  • How it terminates

Download the FlowDemo turtle by dragging the link at the top of the page to the Class List.

1. import com.otherwise.jurtle.*;
3. public class FlowDemo extends Turtle
4. {
7.     public void runTurtle()
8.     {
9.         Console.println("Here I am");
10.        goThere();
11.        Console.println("Now I'm here again");
12.    }
15.    private void goThere()
16.    {
17.        Console.println("Now I'm there");
19.    }
22. }

If  you haven't done so, run this program by selecting the Turtle in the list on the left and click the green Run button.  Here's the program's output.

Execution started...

Here I am
Now I'm there
Now I'm here again

Execution finished.

How it starts

With any program there's an entry point.  This is the piece of code in your program that is first executed.  When you are creating Turtles to run within Jurtle, the entry point is generally the runTurtle() method.  In the above program this is at line 7.  Every Turtle you create must have a runTurtle() method so it has a place to start.

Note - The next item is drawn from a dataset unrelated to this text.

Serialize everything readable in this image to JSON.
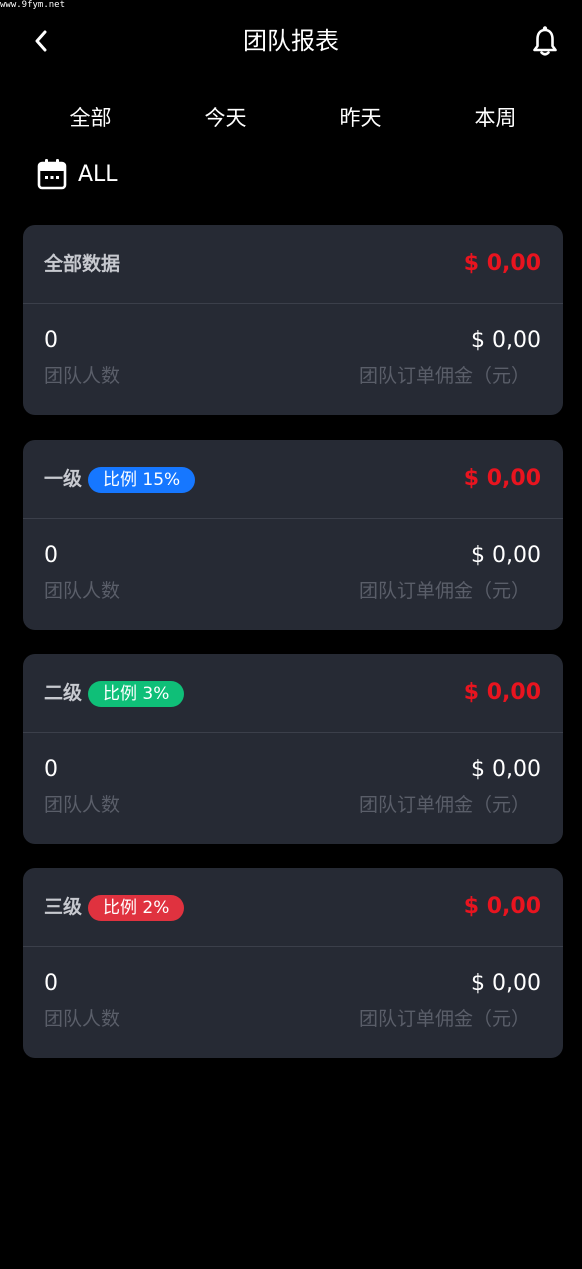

Order of execution

Programs are constructed out of one or more statements.  Statements are the "sentences" of the Java language and are basically commands to do something.  Within a method, statements are generally executed in the order in which they appear, unless a statement tells the program to jump to somewhere else.  One such statement is a call (or jump) to another method.

When the FlowDemo program executes, the runTurtle() method is called by Jurtle.  The first statement in the method is line 9
Console.println("Here I am");

This statement prints the string of characters "Here I am" on the Console.  Looking at the program output this is also the first thing printed after the "Execution started..." message.  The next command is


This is a method call that causes the program to jump to the goThere() method which is defined right under the runTurtle() method.  The first statement in this method is line 17

Console.println("Now I'm there");

which causes the string of characters "Now I'm there" to be printed out.

After the line 17 executes, there are no more statements in the goThere() method so the program execution jumps back to runTurtle() at line 11, which is the statement following the call to goThere().  This line:

Console.println("Now I'm here again");

causes its message to be written to the Console panel.

How it terminates

After line 11, there are no more statements in the runTurtle() method.  This causes the program to return to whatever called it, which in this case is some code within the Jurtle application itself.  This code is responsible for printing

Execution finished.

on the console.  The Turtle is then done.

Summary of flow of execution

The diagram below indicates the flow of execution through the FlowDemo program starting with the Jurtle system.



Download the FlowExercise turtle using the link at the top of this lesson.  Before running the turtle, see if you can write down what it will print on the Console.  Now run the turtle and see if you are correct.  If not, go back and figure out why it printed in the order it did.